It was 45 years ago this summer that I first went to Washington to begin my career at the height of the US build‑up in Vietnam. What lay ahead during my first decade in government were: two assassinations at home of historic consequence, with violent domestic turmoil; the resignation of a president in disgrace; a costly and hasty withdrawal of US forces from Vietnam; and an economy battered by high inflation and high interest rates.
As I ended my first decade in government in the mid‑1970s, the United States faced even more pointed questions about its place in the world, its place in Asia and its ultimate prospects for success than it does today. But it was during that discouraging period that the groundwork was being laid – through policies pursued by administrations of both American political parties – for the remarkable turn of events of the following decades: victory in the Cold War and the dissolution of the Soviet Union, the liberation of hundreds of millions of people behind the iron curtain and around the world, and a period of renewed global prosperity, with Asia leading the way. Despite predictions to the contrary, America’s setback in Vietnam did not spell the end of our engagement in Asia.
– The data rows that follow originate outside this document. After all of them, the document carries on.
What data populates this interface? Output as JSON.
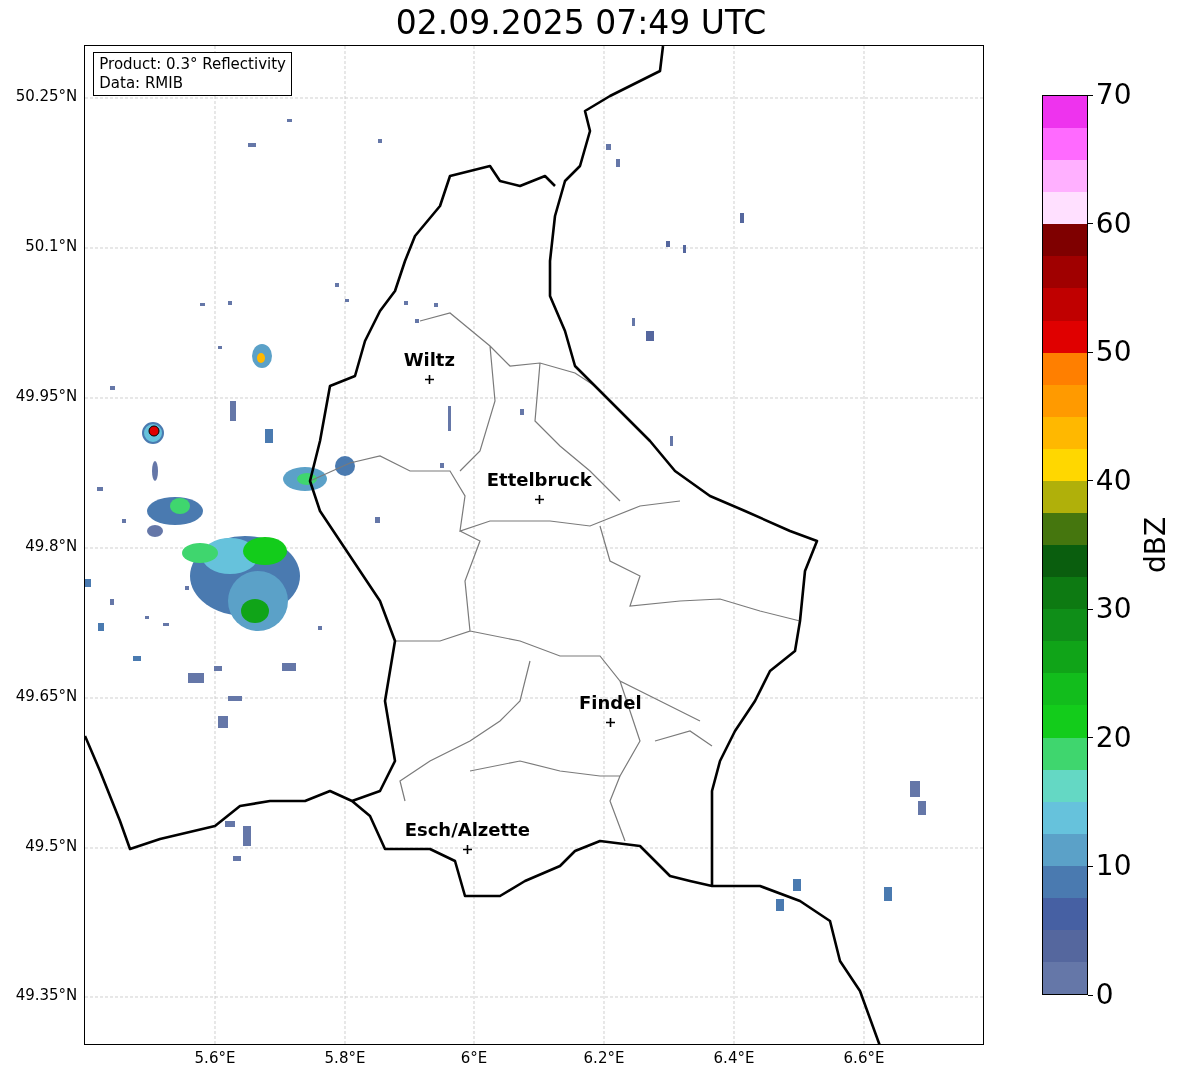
{
  "title": "02.09.2025 07:49 UTC",
  "info_box": {
    "lines": [
      "Product: 0.3° Reflectivity",
      "Data: RMIB"
    ]
  },
  "map": {
    "lat_labels": [
      "50.25°N",
      "50.1°N",
      "49.95°N",
      "49.8°N",
      "49.65°N",
      "49.5°N",
      "49.35°N"
    ],
    "lon_labels": [
      "5.6°E",
      "5.8°E",
      "6°E",
      "6.2°E",
      "6.4°E",
      "6.6°E"
    ],
    "cities": [
      {
        "name": "Wiltz"
      },
      {
        "name": "Ettelbruck"
      },
      {
        "name": "Findel"
      },
      {
        "name": "Esch/Alzette"
      }
    ]
  },
  "colorbar": {
    "label": "dBZ",
    "ticks": [
      "70",
      "60",
      "50",
      "40",
      "30",
      "20",
      "10",
      "0"
    ],
    "bands": [
      {
        "color": "#ee33ee"
      },
      {
        "color": "#ff6aff"
      },
      {
        "color": "#ffb0ff"
      },
      {
        "color": "#ffe0ff"
      },
      {
        "color": "#7f0000"
      },
      {
        "color": "#a00000"
      },
      {
        "color": "#c00000"
      },
      {
        "color": "#e00000"
      },
      {
        "color": "#ff7f00"
      },
      {
        "color": "#ff9a00"
      },
      {
        "color": "#ffb800"
      },
      {
        "color": "#ffd700"
      },
      {
        "color": "#b0b00a"
      },
      {
        "color": "#45760e"
      },
      {
        "color": "#0a5e0e"
      },
      {
        "color": "#0d7a12"
      },
      {
        "color": "#0f8e18"
      },
      {
        "color": "#10a418"
      },
      {
        "color": "#12bd1c"
      },
      {
        "color": "#13cc1b"
      },
      {
        "color": "#3fd66e"
      },
      {
        "color": "#64d8c4"
      },
      {
        "color": "#66c2dc"
      },
      {
        "color": "#5ba1c8"
      },
      {
        "color": "#4a7ab0"
      },
      {
        "color": "#4660a3"
      },
      {
        "color": "#55679e"
      },
      {
        "color": "#6577a8"
      }
    ]
  }
}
In fact, as I mentioned earlier, we pursued a new relationship in China and have been expanding our defence partnerships in the region, including Vietnam, ever since.
There is no way we can predict the future, nor can we predict the effect that decisions made today will have a decade or two from now, but I believe our work in Asia is laying the groundwork for continued prosperity and security for the United States and for all in the region. It has been enormously gratifying through the course of my career to see the profound good that has come about from American engagement in Asia. As I leave the United States government, I have no doubt that future generations will have a similar story to tell about the benefits of American power, presence and commitment in this region.
For when America is willing to lead the way, when we meet our commitments and stand with our allies, even in troubling times; when we prepare for threats that are on the ground and on the horizon, and even beyond the horizon; and when we make the necessary sacrifices and take the necessary risks to defend our values and our interests, then great things are possible and even probable for our country, this region and the world. Thank you.
Dr John Chipman
Mr Secretary, thank you very much for those remarks, which brought a tremendous historic perspective to the challenges that are faced today in this region and that describe the continued aspirations that the United States has to play – to quote a phrase that you used in a previous Shangri‑La Dialogue – ‘its full role as a resident power in the Pacific’.
I picked out three sentences from your remarks: the requirement to understand the prospect that new and disruptive technologies and weapons could be employed to deny US forces access to key sea routes and lines of communications; the appreciation that a defence posture across the Asia‑Pacific that is more geographically distributed, operationally resilient and politically sustainable is a core US goal; and thirdly, that the US presence and the associated impact and influences should not be solely measured in terms of conventional metrics or ‘boots on the ground’. Others will have picked up other elements of your remarks, but those three struck me as particularly important, given the core theme of this conference.
Source: IISS [The International Institute For Strategic Studies]